Forget Kevin Garnett.
The Celtics could use some Jared Sullinger right now.
Confronted by a young and inconsistent, but brawny Detroit Pistons team, the Celtics were bullied in every aspect save for the final score in last night’s 98-93 victory at the Garden.
The C’s were at a loss to keep Greg Monroe (24 points, 17 boards) away from the rim and outscored in the paint, 58-28. They suffered a 52-34 undressing in the rebounding battle, gave up 25 offensive boards, took 22 fewer shots (93-71) than the Pistons and yet somehow ended up with the ball and the lead with 12.8 seconds left. The Pistons had no choice but to foul Jason Terry, who hit both free throws for yet another threadbare win in a season full of them.
The win, combined with Philadelphia’s loss to Charlotte, clinched the Celtics’ sixth straight playoff appearance.
The C’s survival, yet again, came from Jeff Green’s evolving willingness to take charge. With a relatively quiet Paul Pierce back from a one-game absence to celebrate the birth of his third child, a son, Green sprung for 34 points (including three 3-pointers), six rebounds and four blocks.

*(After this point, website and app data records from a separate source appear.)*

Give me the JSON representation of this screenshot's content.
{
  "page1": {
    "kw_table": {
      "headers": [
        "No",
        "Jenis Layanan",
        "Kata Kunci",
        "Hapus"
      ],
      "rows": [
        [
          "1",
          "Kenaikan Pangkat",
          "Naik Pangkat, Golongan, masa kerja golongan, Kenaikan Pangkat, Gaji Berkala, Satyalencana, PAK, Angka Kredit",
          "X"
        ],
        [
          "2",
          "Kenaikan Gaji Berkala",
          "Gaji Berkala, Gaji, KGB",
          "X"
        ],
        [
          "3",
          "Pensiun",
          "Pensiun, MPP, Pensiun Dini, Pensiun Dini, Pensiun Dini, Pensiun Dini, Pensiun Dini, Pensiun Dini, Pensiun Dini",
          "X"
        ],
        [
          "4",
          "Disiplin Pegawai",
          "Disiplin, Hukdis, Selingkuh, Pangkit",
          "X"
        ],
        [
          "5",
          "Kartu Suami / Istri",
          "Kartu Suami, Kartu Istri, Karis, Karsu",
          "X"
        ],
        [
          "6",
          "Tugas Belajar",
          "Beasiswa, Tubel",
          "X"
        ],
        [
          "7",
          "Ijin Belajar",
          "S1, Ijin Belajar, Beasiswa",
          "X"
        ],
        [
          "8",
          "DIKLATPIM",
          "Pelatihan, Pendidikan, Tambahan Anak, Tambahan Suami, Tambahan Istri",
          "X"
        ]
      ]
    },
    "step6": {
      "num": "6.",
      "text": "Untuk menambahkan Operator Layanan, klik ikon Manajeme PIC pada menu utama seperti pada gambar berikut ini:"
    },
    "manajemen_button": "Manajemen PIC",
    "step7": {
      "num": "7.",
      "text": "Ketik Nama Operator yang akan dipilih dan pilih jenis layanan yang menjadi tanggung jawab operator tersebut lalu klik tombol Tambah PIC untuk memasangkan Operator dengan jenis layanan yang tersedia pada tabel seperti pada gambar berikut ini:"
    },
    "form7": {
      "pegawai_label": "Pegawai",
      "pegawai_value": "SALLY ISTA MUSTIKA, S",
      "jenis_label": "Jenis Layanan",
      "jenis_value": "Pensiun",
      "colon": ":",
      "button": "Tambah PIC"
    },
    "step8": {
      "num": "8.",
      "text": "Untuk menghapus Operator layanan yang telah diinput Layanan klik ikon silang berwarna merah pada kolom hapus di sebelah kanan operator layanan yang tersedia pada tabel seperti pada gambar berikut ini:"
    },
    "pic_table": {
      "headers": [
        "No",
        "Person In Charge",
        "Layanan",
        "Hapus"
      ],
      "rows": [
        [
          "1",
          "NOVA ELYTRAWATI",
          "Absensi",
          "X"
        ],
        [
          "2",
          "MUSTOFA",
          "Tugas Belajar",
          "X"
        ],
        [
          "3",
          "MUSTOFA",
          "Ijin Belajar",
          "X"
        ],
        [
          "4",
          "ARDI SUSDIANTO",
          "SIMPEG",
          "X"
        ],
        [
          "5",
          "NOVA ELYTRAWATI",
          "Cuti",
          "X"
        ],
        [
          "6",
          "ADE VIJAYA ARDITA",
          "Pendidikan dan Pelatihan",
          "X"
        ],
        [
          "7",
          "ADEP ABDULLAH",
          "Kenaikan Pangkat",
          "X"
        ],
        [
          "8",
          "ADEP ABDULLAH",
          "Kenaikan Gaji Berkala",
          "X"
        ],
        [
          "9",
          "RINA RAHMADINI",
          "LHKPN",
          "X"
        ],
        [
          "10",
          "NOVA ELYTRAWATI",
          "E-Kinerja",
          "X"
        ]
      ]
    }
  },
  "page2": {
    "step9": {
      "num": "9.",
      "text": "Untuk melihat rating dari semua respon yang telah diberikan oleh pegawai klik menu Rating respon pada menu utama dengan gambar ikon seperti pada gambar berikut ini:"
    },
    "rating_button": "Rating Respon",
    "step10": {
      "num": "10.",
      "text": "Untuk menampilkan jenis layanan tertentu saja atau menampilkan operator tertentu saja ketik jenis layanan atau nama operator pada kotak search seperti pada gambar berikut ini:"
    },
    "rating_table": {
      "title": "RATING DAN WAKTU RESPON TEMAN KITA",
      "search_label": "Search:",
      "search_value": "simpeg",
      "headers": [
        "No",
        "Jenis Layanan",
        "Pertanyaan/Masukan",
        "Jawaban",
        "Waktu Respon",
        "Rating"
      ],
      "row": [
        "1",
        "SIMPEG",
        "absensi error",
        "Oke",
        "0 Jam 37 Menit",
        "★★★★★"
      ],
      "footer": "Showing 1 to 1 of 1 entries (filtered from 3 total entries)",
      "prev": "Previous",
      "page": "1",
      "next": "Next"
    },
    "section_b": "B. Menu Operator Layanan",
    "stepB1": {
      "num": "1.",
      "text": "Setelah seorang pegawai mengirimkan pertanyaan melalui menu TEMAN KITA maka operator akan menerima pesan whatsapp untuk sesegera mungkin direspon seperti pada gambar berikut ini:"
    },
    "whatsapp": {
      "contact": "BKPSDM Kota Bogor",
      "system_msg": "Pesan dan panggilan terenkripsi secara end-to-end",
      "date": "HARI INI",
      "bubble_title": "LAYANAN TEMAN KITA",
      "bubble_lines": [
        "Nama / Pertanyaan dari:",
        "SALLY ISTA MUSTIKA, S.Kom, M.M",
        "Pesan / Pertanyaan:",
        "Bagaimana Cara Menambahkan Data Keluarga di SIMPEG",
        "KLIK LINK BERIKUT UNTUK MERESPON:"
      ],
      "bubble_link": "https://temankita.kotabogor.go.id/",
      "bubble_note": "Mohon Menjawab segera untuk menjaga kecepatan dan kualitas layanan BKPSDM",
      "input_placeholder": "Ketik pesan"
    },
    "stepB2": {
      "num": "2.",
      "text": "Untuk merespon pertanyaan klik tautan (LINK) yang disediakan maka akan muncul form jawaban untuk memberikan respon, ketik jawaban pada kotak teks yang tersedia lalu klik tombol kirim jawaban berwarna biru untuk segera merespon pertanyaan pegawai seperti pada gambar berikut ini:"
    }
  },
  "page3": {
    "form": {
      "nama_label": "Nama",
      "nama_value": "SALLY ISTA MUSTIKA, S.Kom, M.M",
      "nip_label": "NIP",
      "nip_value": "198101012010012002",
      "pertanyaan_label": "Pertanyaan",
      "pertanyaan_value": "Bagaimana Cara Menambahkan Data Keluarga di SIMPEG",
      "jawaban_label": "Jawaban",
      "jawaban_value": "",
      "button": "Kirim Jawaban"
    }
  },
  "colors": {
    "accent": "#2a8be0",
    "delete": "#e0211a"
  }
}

The combination of Green at small forward and Pierce at shooting guard is starting to look good enough, in fact, that coach Doc Rivers may keep the combination intact once Garnett (ankle) returns at some point over the last two weeks of the season.
“It’s amazing. We’ve practiced it all year, but Jeff wasn’t ready defensively, honestly,” Rivers said of the “big” lineup pairing.
“I like that lineup, though.”
In a closer’s role that seems to fit Green a little better each night, he also scored all 11 of the Celtics’ points that led to Terry’s two free throws. It admittedly hasn’t been easy for Green to exert his ego on the team of Garnett, Pierce and (Rajon) Rondo, but in the vacuum created by this season’s injuries, the process is no longer a forced march.
“That was the tough part, finding my groove, finding a good rhythm,” Green said of his season-long process of fitting in. “Now I’m in a good rhythm, picking and choosing when to drive and when to pull up for the 3. If (Garnett) was here I’d continue to be aggressive, and he’d tell me that, too. The more I continue to be aggressive, the more pressure that’s off of Kevin, Paul, Brandon (Bass) and Avery (Bradley).
“I’m playing off of (Pierce). We’re looking for each other. If the ball is in my hands I try to make a play, and if it’s in his so will he. Teams have to make a decision on how to play us.”
Forget Kevin Garnett.